WHAT TO PRODUCE: Go through the data and copy every line exactly, but not the images.

[Dataset rows describing interfaces]
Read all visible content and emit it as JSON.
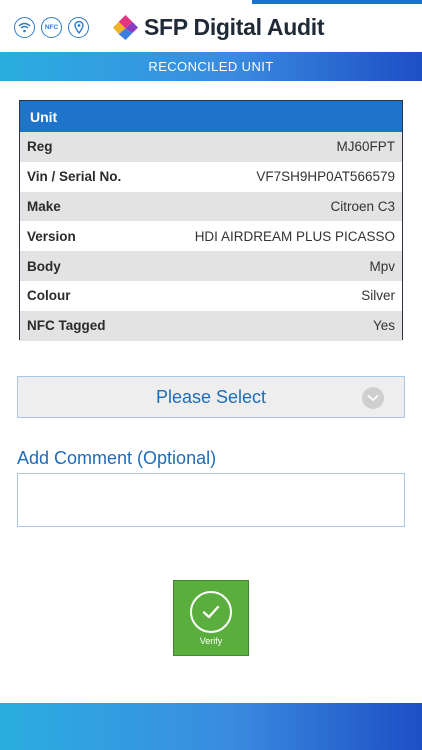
{
  "header": {
    "title": "SFP Digital Audit",
    "icons": [
      "wifi-icon",
      "nfc-icon",
      "location-pin-icon"
    ],
    "nfc_text": "NFC"
  },
  "subbar": {
    "title": "RECONCILED UNIT"
  },
  "unit": {
    "heading": "Unit",
    "rows": [
      {
        "label": "Reg",
        "value": "MJ60FPT"
      },
      {
        "label": "Vin / Serial No.",
        "value": "VF7SH9HP0AT566579"
      },
      {
        "label": "Make",
        "value": "Citroen C3"
      },
      {
        "label": "Version",
        "value": "HDI AIRDREAM PLUS PICASSO"
      },
      {
        "label": "Body",
        "value": "Mpv"
      },
      {
        "label": "Colour",
        "value": "Silver"
      },
      {
        "label": "NFC Tagged",
        "value": "Yes"
      }
    ]
  },
  "select": {
    "label": "Please Select"
  },
  "comment": {
    "label": "Add Comment (Optional)",
    "value": ""
  },
  "verify": {
    "label": "Verify"
  },
  "colors": {
    "accent": "#1f74c9",
    "link": "#1f6cb8",
    "verify_green": "#5aae3d",
    "gradient_start": "#2aaee0",
    "gradient_end": "#1d4fc4"
  }
}
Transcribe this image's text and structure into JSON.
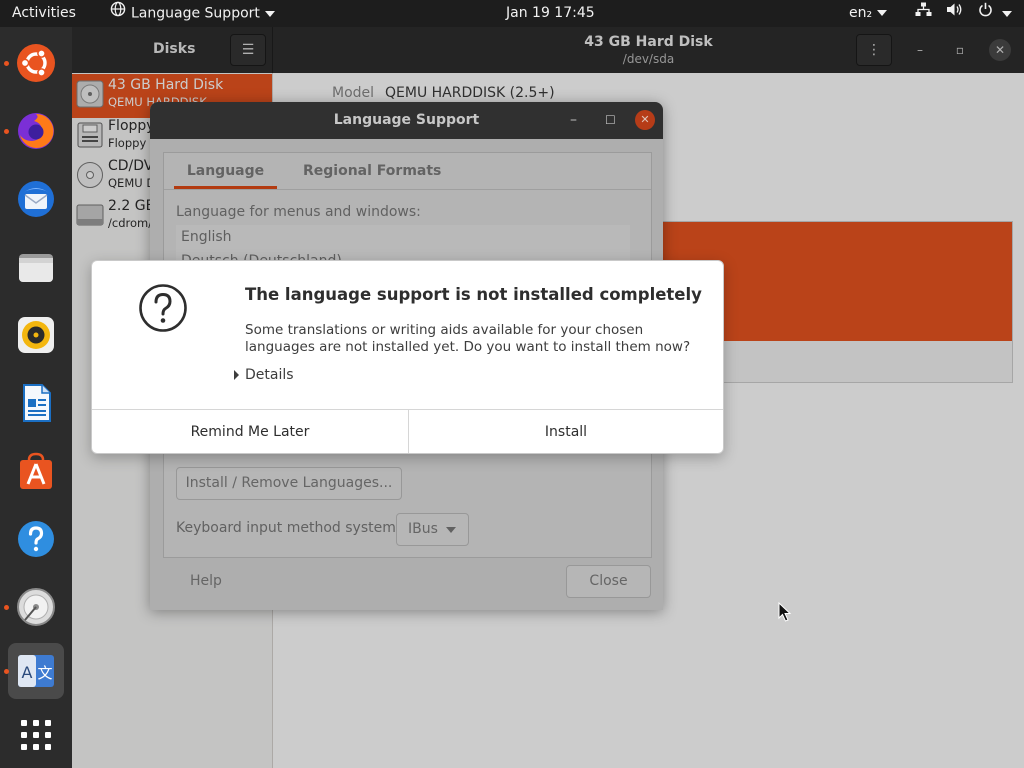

SOLUTION:
Read all visible content and emit it as JSON.
{
  "header": {
    "title": "SFP Digital Audit",
    "icons": [
      "wifi-icon",
      "nfc-icon",
      "location-pin-icon"
    ],
    "nfc_text": "NFC"
  },
  "subbar": {
    "title": "RECONCILED UNIT"
  },
  "unit": {
    "heading": "Unit",
    "rows": [
      {
        "label": "Reg",
        "value": "MJ60FPT"
      },
      {
        "label": "Vin / Serial No.",
        "value": "VF7SH9HP0AT566579"
      },
      {
        "label": "Make",
        "value": "Citroen C3"
      },
      {
        "label": "Version",
        "value": "HDI AIRDREAM PLUS PICASSO"
      },
      {
        "label": "Body",
        "value": "Mpv"
      },
      {
        "label": "Colour",
        "value": "Silver"
      },
      {
        "label": "NFC Tagged",
        "value": "Yes"
      }
    ]
  },
  "select": {
    "label": "Please Select"
  },
  "comment": {
    "label": "Add Comment (Optional)",
    "value": ""
  },
  "verify": {
    "label": "Verify"
  },
  "colors": {
    "accent": "#1f74c9",
    "link": "#1f6cb8",
    "verify_green": "#5aae3d",
    "gradient_start": "#2aaee0",
    "gradient_end": "#1d4fc4"
  }
}
Transcribe this image's text and structure into JSON.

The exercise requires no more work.